When John Boyd died in 2001, his friend and former pupil, Michael Scott prepared this obituary:
With the death of John Boyd, the Scottish art world has lost one of its most significant post-war painters. In an exhibition catalogue of 1996, I described him as ‘the quiet master of contemporary Scottish painting”, a judgment reinforced by time.
To know him and his work is to understand the appellation, for here was a professional life conducted with a complete absence of bombast, alongside the most serious mastery of the craft of painting, in the major fields of figure composition, still life, portraiture, the nude, and landscape. Here was a four-decade-long cultivation of an ever-deepening artistic vision. His reputation is now that of a painter’s painter, and his peers have no doubt that his creative powers were at their full height before his untimely death from prostate cancer.
He was born in 1940 in Stonehaven, Kincardineshire, where he was tutored in art at Machie Academy by James Morrison, who – being a practising painter (in Catterline at the same time as Joan Eardley) – was able to develop John’s skills and cultivate mature intellectual interests, particularly in Whistler, before his entry into Gray’s School of Art in Aberdeen in 1958, where he trained under Henderson Blyth.
Exceptionally, John already had a clear image of himself as a painter. He was briefly a scholarship student at Hospitalfield College of Art in Arbroath in 1962, where he painted in the company of Alexander Frazer and the young John Byrne. The east coast would figure again in John’s art, but not really until after a long period of development in Glasgow, where he set up permanent residence.
Almost until 1990 he worked in an impressive range of teaching, from school to community arts training, but in truth painting was his only vocation; and for the past decade he had managed to pursue this without interruption.

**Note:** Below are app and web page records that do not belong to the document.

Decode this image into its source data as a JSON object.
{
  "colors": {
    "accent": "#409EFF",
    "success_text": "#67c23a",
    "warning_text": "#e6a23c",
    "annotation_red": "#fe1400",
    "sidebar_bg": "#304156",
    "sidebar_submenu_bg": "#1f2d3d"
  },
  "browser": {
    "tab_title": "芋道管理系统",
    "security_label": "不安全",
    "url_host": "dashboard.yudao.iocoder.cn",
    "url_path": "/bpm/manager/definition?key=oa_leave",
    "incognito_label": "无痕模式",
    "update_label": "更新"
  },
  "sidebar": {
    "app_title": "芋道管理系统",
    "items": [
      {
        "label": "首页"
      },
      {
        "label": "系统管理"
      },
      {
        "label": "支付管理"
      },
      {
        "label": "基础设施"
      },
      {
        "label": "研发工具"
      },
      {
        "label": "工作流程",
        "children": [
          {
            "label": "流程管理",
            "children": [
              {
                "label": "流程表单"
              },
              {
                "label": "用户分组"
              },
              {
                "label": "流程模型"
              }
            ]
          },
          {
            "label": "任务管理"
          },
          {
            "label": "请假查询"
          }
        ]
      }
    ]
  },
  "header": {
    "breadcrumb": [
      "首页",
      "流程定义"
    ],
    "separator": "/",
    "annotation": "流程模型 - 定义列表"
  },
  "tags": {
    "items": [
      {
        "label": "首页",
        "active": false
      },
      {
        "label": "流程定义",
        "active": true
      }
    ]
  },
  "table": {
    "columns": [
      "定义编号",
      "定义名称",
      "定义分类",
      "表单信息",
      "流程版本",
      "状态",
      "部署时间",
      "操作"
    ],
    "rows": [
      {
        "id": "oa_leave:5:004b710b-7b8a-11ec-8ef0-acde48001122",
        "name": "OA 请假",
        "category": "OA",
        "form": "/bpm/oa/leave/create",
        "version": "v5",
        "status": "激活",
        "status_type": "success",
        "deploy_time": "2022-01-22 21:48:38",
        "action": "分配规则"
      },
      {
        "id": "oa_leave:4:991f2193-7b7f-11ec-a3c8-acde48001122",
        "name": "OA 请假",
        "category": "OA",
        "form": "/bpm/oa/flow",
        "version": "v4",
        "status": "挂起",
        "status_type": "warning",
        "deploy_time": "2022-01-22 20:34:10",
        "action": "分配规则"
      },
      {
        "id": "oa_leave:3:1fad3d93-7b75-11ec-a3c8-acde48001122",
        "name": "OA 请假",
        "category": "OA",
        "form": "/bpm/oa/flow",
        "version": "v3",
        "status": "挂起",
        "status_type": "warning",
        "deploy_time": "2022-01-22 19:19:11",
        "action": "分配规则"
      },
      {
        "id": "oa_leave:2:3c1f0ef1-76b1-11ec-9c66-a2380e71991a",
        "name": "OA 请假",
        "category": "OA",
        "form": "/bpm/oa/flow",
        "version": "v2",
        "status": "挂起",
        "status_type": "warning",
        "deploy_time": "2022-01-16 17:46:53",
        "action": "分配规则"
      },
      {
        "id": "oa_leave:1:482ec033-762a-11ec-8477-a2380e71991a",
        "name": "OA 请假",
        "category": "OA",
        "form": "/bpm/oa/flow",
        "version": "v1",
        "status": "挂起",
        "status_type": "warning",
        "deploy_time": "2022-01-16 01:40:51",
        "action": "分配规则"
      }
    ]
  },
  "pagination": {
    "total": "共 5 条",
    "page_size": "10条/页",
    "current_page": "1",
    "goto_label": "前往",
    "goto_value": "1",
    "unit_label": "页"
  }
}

His professional successes received confirmation in 1982 with his election to the Royal Glasgow Institute of Fine Arts and in 1989 to the Royal Society of Portrait Painters. In bodies such as these, and through 19 solo and innumerable group exhibitions, he displayed an oeuvre of a breadth and depth equalled only by the late David Donaldson and William Crosbie. Paintings such as that of The Smith Family in the 1994 Royal Glasgow Institute show must rank as among the best family portraits of the post-war period.
His still lifes (a consistent hymn to the language of paint) in themselves would be a singular achievement, but one exceeded by the large body of figure compositions which will certainly stand as his greatest contribution. There has at times been a tendency to view John Boyd’s painting as a succession of influences, a judgment which almost completely misses the point about the seriousness and complexity of his exploration of the nature of painting.
With no shred of anxiety, he allowed judiciously selected work by admired artists from Leger to Permecke to wash over him, confident that the immersion would always leave John Boyd intact. It was an extraordinary strategy of constant development and renewal through the confrontation of ever-deepening problems.
And it worked, because his paintings have achieved a remarkable clarity of vision and at times astonishing complexity of form. Groups of people in east coast landscapes – carrying symbolic objects, often boats, wholly absorbed in their activity, unaware of being beheld – evoke a harmony, peace, and silence
In a gentle, unconflicted universe: people who have achieved the kind of grace that John himself strove after and eventually found. His final exhibition, achieved despite severe illness, was in August 2001 at the Edinburgh Festival.